Show opener — and album of the year winner for Lifted — Dallas Smith, performed Cheap Seats with a pounding drumline and high fives for the fans dancing in front of the stage, bringing the same energy he showed while singing at last year’s Grey Cup. It was also refreshing to see one of the evening’s most rocking moments delivered by female artist of the year nominees Kira Isabella and MacKenzie Porter, giving bro country a boot in the jeans with Shake It If You Got It.
While last year’s Rising Star Award winner Tim Hicks proved he has lived up to his potential with the vibrant summer anthem Young, Alive and in Love, this year’s Rising Star prize went to Madeline Merlo, who didn’t have time to calm down before heading backstage to talk to reporters.
“I’m just floored right now, that’s all that’s going through my head right now,” said the B.C. singer, who had no idea this time last year that she’d be up on that stage.
“I think it’s important as an artist, and as a person, to set really high goals for yourself, and I’ve always done that,” she said. “Last year I was at CCMAs, just soaking up the environment, and I was thinking about how much I would love to be nominated for an award this year.

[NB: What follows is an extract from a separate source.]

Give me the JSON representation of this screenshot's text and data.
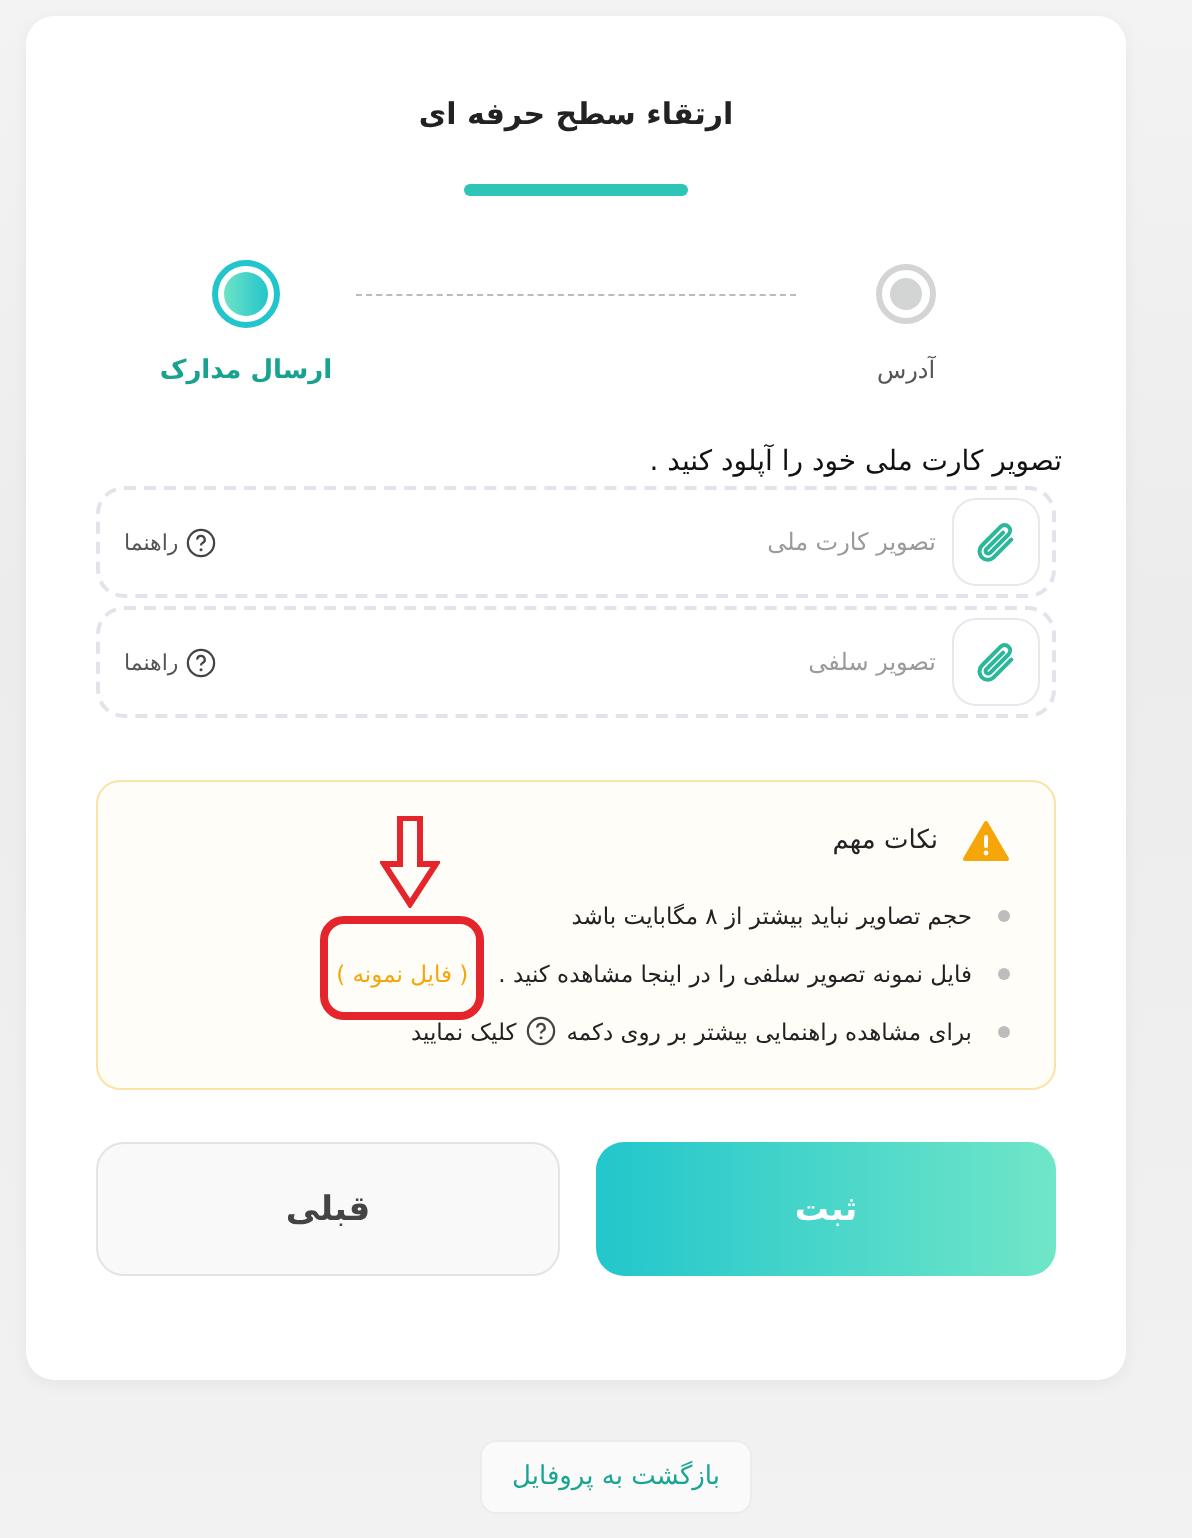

“And then it happened, and now I’ve won! I guess if you put those vibes out into the universe, God or whoever listens, and good things happen. I would have a Grammy on my shelf if I could, you just have to think that way. I know that might sound over-confident, but music is all I’ve ever wanted to do.”
For the last four days, many musical dreams have been kickstarted or taken to the next level during Canadian Country Music Week. In 2016 those who succeed will be celebrated at the 40th CCMW in London, Ont.
Fans Choice Award: Johnny Reid
Album of the Year: Dallas Smith (Lifted)
Female Artist of the Year: Jess Moskaluke
Male Artist of the Year: Gord Bamford
Group or Duo of the Year: High Valley
Single of the Year: Gord Bamford (Where a Farm Used to Be)
Video of the Year: Dean Brody (Upside Down)
Rising Star: Madeline Merlo
Songwriter of the Year: Gord Bamford, Buddy Owens, Phil O'Donnell (Where a Farm Used to Be)
Roots Artist of the Year: Lindi Ortega
Interactive Artist of the Year: Brett Kissel
CCMA Discovery Award: Raquel Cole
Canadian Country Music Hall of Fame inductees
Artist: Dianne Leigh
Industry Builder: Elizabeth (Ma) Henning
2015 Slaight Music Humanitarian Award: MusiCounts
Leonard T. Rambeau International Award: Robert Ott